Following last week’s session listening to vinyl from New Order, an obvious next step was to move onto Bernard Sumner‘s side-step with Johnny Marr, Electronic.
Electronic burst into most people’s consciousness in 1989, with the magnificent one-off single Getting Away with It, a collaboration with Neil Tennant of Pet Shop Boys. Inexplicably (inexcusably) omitted from their debut album on its initial release in the UK, it made it on to the US version, and subsequently the later UK releases too. I chose to listen to the 7″ version, from the sleeveless single which I remember finding in a record shop in Surfers Paradise in Australia some time around 1996.
Side B on both the 7″ and the 12″, which I found somewhere else a lot later, is the pleasant instrumental Lucky Bag. While this may have never changed the world, it definitely has its place in history – if nothing else, as the b-side to Getting Away with It.
Following a couple of years later was Get the Message, noticeably better mastered on its 7″ single. It’s also an even better single than the first – somehow Marr’s guitar work and the electronic backing come together perfectly, and Sumner is on fine form here.
The second side of this disc brings another lovely instrumental. This one, Free Will is short and sweet, and also considerably better than Lucky Bag. Somewhat unusually, this is a particularly great 7″ single.

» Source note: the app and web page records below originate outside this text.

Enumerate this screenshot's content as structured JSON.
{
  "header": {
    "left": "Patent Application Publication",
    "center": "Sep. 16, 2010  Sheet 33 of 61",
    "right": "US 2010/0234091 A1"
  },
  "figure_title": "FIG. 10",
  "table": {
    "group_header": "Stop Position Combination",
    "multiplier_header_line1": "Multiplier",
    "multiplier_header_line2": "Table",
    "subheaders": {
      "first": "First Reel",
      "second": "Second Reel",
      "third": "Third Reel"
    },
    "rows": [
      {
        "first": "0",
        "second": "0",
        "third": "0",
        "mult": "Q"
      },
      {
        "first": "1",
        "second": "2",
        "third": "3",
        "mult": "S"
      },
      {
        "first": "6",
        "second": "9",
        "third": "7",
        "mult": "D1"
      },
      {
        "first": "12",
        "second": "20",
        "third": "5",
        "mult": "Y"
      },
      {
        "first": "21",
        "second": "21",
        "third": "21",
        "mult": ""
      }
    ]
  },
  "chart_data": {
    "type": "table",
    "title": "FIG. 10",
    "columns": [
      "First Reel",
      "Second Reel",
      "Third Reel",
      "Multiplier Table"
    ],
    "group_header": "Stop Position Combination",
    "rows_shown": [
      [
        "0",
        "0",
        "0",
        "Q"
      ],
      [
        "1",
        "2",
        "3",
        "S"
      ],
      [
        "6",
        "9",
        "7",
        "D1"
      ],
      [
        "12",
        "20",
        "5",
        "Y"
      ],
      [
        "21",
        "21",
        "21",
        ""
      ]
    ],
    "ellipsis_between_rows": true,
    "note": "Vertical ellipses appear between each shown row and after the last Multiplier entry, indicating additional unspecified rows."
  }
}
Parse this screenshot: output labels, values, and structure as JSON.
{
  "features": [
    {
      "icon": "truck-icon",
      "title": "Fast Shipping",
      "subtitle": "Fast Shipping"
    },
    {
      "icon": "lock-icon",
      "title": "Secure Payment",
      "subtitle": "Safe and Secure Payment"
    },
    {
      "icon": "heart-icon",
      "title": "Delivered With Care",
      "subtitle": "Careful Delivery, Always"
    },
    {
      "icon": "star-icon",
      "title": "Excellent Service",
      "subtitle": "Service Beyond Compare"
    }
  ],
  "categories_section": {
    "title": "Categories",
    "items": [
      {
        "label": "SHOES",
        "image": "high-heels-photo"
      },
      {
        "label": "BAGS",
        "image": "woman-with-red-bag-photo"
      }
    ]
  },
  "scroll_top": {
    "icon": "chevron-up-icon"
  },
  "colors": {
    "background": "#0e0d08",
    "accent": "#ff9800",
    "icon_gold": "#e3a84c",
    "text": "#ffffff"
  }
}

The third release from the album was the more subdued Feel Every Beat, the back cover of which was included on the image above (I think that’s the back cover, anyway – it’s a little difficult to tell). Side A of the 12″ single features Danny Rampling‘s 12″ mix, but that’s been released elsewhere so I jumped straight to the exclusive dub mix.
Having initially picked the wrong speed to play it at (I guessed 33rpm), I discovered that Rampling had had a lot of fun mixing in elements from Kraftwerk‘s then-recent album The Mix. As with any good dub version – and there are plenty of bad examples – this takes interesting elements from the original and 12″ mix, and draws them off in some interesting and unusual directions. Electronic never included a lot of remixes on their UK singles, and this one is a particular treat.
There’s just one bonus track on the 12″, Lean to the Inside. I remember not being too impressed by this when I first heard it, but actually it’s pretty good. Another instrumental, not entirely dissimilar to Soviet on the album, it bobs along pleasantly with its pizzicato lead for four minutes or so before this particular journey comes to an end.
Of course, the next single, Disappointed, which sadly I don’t have on vinyl, saw Electronic collaborate again with Pet Shop Boys, which gives us a good link to next week’s vinyl moment, when we’ll be exploring their early days.